+++ Material for this exercise +++

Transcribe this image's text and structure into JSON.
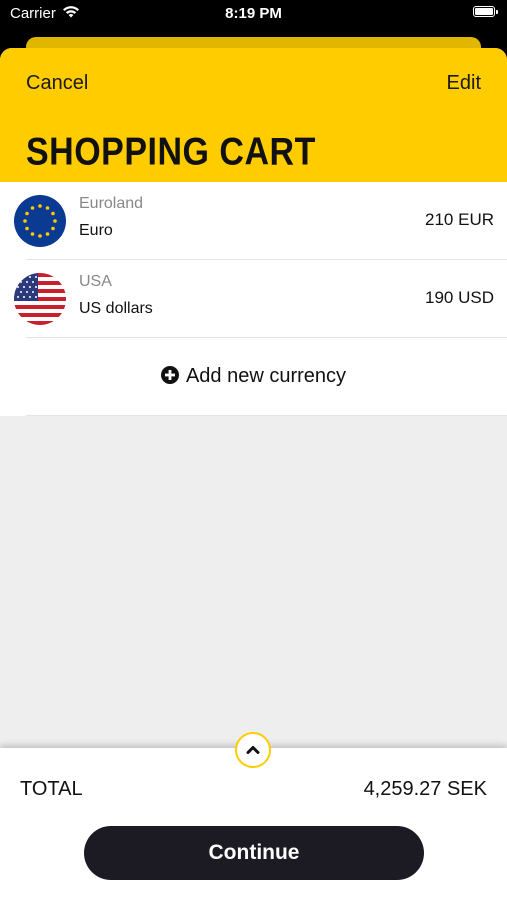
{
  "status_bar": {
    "carrier": "Carrier",
    "time": "8:19 PM",
    "wifi_icon": "wifi-icon",
    "battery_icon": "battery-icon"
  },
  "header": {
    "cancel_label": "Cancel",
    "edit_label": "Edit",
    "title": "SHOPPING CART"
  },
  "cart": {
    "items": [
      {
        "region": "Euroland",
        "currency": "Euro",
        "amount": "210 EUR",
        "flag_icon": "eu-flag-icon"
      },
      {
        "region": "USA",
        "currency": "US dollars",
        "amount": "190 USD",
        "flag_icon": "us-flag-icon"
      }
    ],
    "add_label": "Add new currency",
    "add_icon": "plus-circle-icon"
  },
  "footer": {
    "expand_icon": "chevron-up-icon",
    "total_label": "TOTAL",
    "total_value": "4,259.27 SEK",
    "continue_label": "Continue"
  },
  "colors": {
    "accent": "#ffcc00",
    "button_dark": "#1c1b24",
    "background": "#eeeeee"
  }
}
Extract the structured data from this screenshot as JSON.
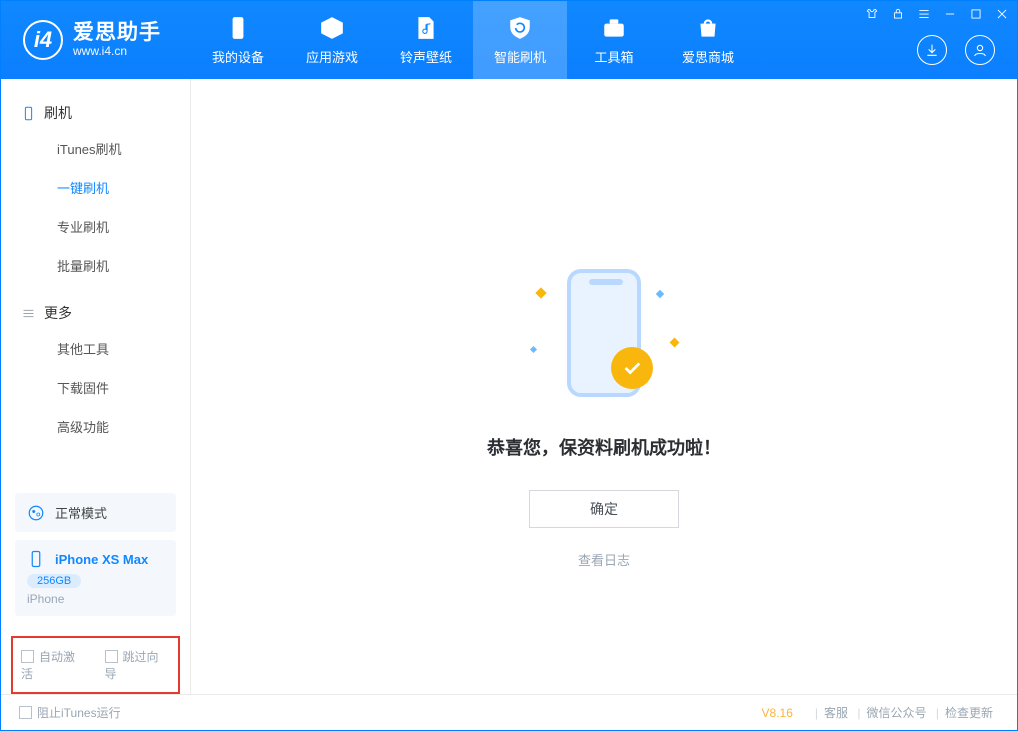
{
  "brand": {
    "title": "爱思助手",
    "subtitle": "www.i4.cn"
  },
  "tabs": [
    {
      "label": "我的设备"
    },
    {
      "label": "应用游戏"
    },
    {
      "label": "铃声壁纸"
    },
    {
      "label": "智能刷机"
    },
    {
      "label": "工具箱"
    },
    {
      "label": "爱思商城"
    }
  ],
  "sidebar": {
    "group1": {
      "title": "刷机",
      "items": [
        "iTunes刷机",
        "一键刷机",
        "专业刷机",
        "批量刷机"
      ]
    },
    "group2": {
      "title": "更多",
      "items": [
        "其他工具",
        "下载固件",
        "高级功能"
      ]
    },
    "mode": "正常模式",
    "device": {
      "name": "iPhone XS Max",
      "capacity": "256GB",
      "type": "iPhone"
    },
    "options": {
      "auto_activate": "自动激活",
      "skip_wizard": "跳过向导"
    }
  },
  "main": {
    "success": "恭喜您，保资料刷机成功啦！",
    "ok": "确定",
    "view_log": "查看日志"
  },
  "footer": {
    "block_itunes": "阻止iTunes运行",
    "version": "V8.16",
    "links": [
      "客服",
      "微信公众号",
      "检查更新"
    ]
  }
}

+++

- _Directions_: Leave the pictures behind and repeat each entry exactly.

- _Expected answer_:
Transcribe this image's text and structure into JSON.
{
  "status_bar": {
    "carrier": "Carrier",
    "time": "8:19 PM",
    "wifi_icon": "wifi-icon",
    "battery_icon": "battery-icon"
  },
  "header": {
    "cancel_label": "Cancel",
    "edit_label": "Edit",
    "title": "SHOPPING CART"
  },
  "cart": {
    "items": [
      {
        "region": "Euroland",
        "currency": "Euro",
        "amount": "210 EUR",
        "flag_icon": "eu-flag-icon"
      },
      {
        "region": "USA",
        "currency": "US dollars",
        "amount": "190 USD",
        "flag_icon": "us-flag-icon"
      }
    ],
    "add_label": "Add new currency",
    "add_icon": "plus-circle-icon"
  },
  "footer": {
    "expand_icon": "chevron-up-icon",
    "total_label": "TOTAL",
    "total_value": "4,259.27 SEK",
    "continue_label": "Continue"
  },
  "colors": {
    "accent": "#ffcc00",
    "button_dark": "#1c1b24",
    "background": "#eeeeee"
  }
}
Extract the structured data from this screenshot as JSON.
{
  "brand": {
    "title": "爱思助手",
    "subtitle": "www.i4.cn"
  },
  "tabs": [
    {
      "label": "我的设备"
    },
    {
      "label": "应用游戏"
    },
    {
      "label": "铃声壁纸"
    },
    {
      "label": "智能刷机"
    },
    {
      "label": "工具箱"
    },
    {
      "label": "爱思商城"
    }
  ],
  "sidebar": {
    "group1": {
      "title": "刷机",
      "items": [
        "iTunes刷机",
        "一键刷机",
        "专业刷机",
        "批量刷机"
      ]
    },
    "group2": {
      "title": "更多",
      "items": [
        "其他工具",
        "下载固件",
        "高级功能"
      ]
    },
    "mode": "正常模式",
    "device": {
      "name": "iPhone XS Max",
      "capacity": "256GB",
      "type": "iPhone"
    },
    "options": {
      "auto_activate": "自动激活",
      "skip_wizard": "跳过向导"
    }
  },
  "main": {
    "success": "恭喜您，保资料刷机成功啦！",
    "ok": "确定",
    "view_log": "查看日志"
  },
  "footer": {
    "block_itunes": "阻止iTunes运行",
    "version": "V8.16",
    "links": [
      "客服",
      "微信公众号",
      "检查更新"
    ]
  }
}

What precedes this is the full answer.